This is not a plot-heavy novel. If you ask someone who hasn’t read Cannery Row in a long time what it’s about, they’ll probably say something like “there were some hobos, and this scientist. I think there were frogs. Someone threw a party.”
John Steinbeck described Cannery Row as a love letter to Monterey, California, the fish canning town where he’d lived during the Great Depression. The Monterey Steinbeck depicts, full of hobos, flophouses, and prostitutes, disappeared after the fishing industry collapsed during the 1950s. If not for Cannery Row, this particular snapshot of culture might have been lost forever.
Exercise: Choose a place that you know well and write a description of that place in the style of the opening paragraph of Cannery Row.

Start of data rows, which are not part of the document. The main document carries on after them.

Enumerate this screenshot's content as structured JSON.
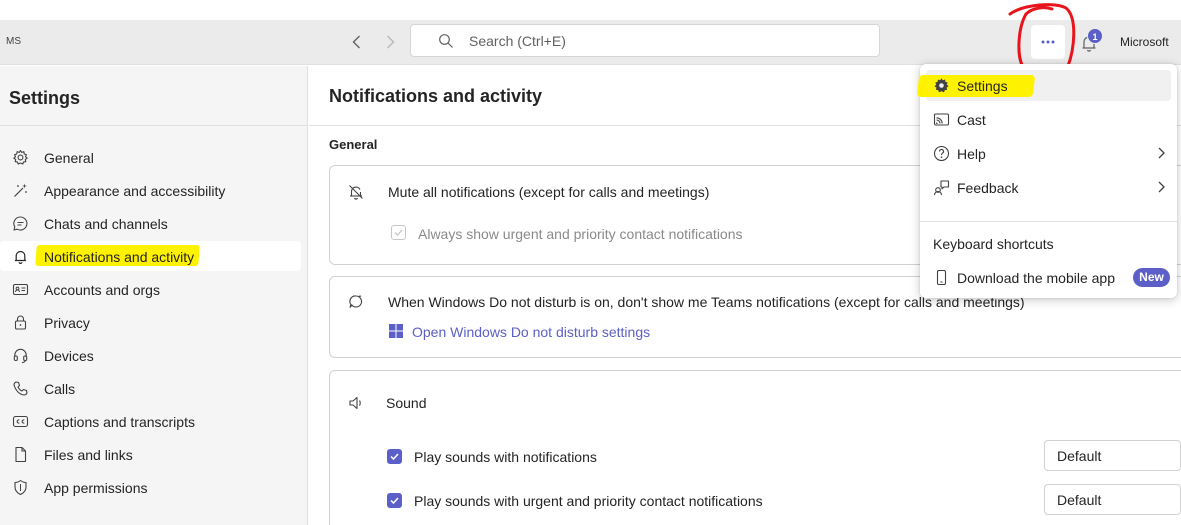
{
  "titlebar": {
    "initials": "MS",
    "search_placeholder": "Search (Ctrl+E)",
    "notification_count": "1",
    "tenant_name": "Microsoft"
  },
  "sidebar": {
    "title": "Settings",
    "items": [
      {
        "label": "General",
        "icon": "gear-icon"
      },
      {
        "label": "Appearance and accessibility",
        "icon": "wand-icon"
      },
      {
        "label": "Chats and channels",
        "icon": "chat-icon"
      },
      {
        "label": "Notifications and activity",
        "icon": "bell-icon",
        "active": true
      },
      {
        "label": "Accounts and orgs",
        "icon": "contact-card-icon"
      },
      {
        "label": "Privacy",
        "icon": "lock-icon"
      },
      {
        "label": "Devices",
        "icon": "headset-icon"
      },
      {
        "label": "Calls",
        "icon": "phone-icon"
      },
      {
        "label": "Captions and transcripts",
        "icon": "cc-icon"
      },
      {
        "label": "Files and links",
        "icon": "document-icon"
      },
      {
        "label": "App permissions",
        "icon": "shield-icon"
      }
    ]
  },
  "main": {
    "title": "Notifications and activity",
    "section_general": "General",
    "mute": {
      "label": "Mute all notifications (except for calls and meetings)",
      "urgent_label": "Always show urgent and priority contact notifications"
    },
    "dnd": {
      "label": "When Windows Do not disturb is on, don't show me Teams notifications (except for calls and meetings)",
      "link": "Open Windows Do not disturb settings"
    },
    "sound": {
      "title": "Sound",
      "play_sounds_label": "Play sounds with notifications",
      "play_sounds_value": "Default",
      "urgent_sounds_label": "Play sounds with urgent and priority contact notifications",
      "urgent_sounds_value": "Default"
    }
  },
  "menu": {
    "items": [
      {
        "label": "Settings",
        "icon": "gear-icon"
      },
      {
        "label": "Cast",
        "icon": "cast-icon"
      },
      {
        "label": "Help",
        "icon": "question-icon"
      },
      {
        "label": "Feedback",
        "icon": "feedback-icon"
      }
    ],
    "keyboard_shortcuts": "Keyboard shortcuts",
    "download_app": "Download the mobile app",
    "new_badge": "New"
  },
  "colors": {
    "accent": "#5b5fc7",
    "highlight": "#fff200",
    "annotation": "#e8141b"
  }
}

Cannery Row in Monterey in California is a poem, a stink, a grating noise, a quality of light, a tone, a habit, a nostalgia, a dream. Cannery Row is the gathered and scattered, tin and iron and rust and splintered wood, chipped pavement and weedy lots and junk heaps, sardine canneries of corrugated iron, honky tonks, restaurants and whore houses, and little crowded groceries, and laboratories and flophouses. Its inhabitants are, as the man once said, ‘whores, pimps, gamblers and sons of bitches,’ by which he meant Everybody. Had the man looked through another peephole he might have said, ‘Saints and angels and martyrs and holy men,’ and he would have meant the same thing.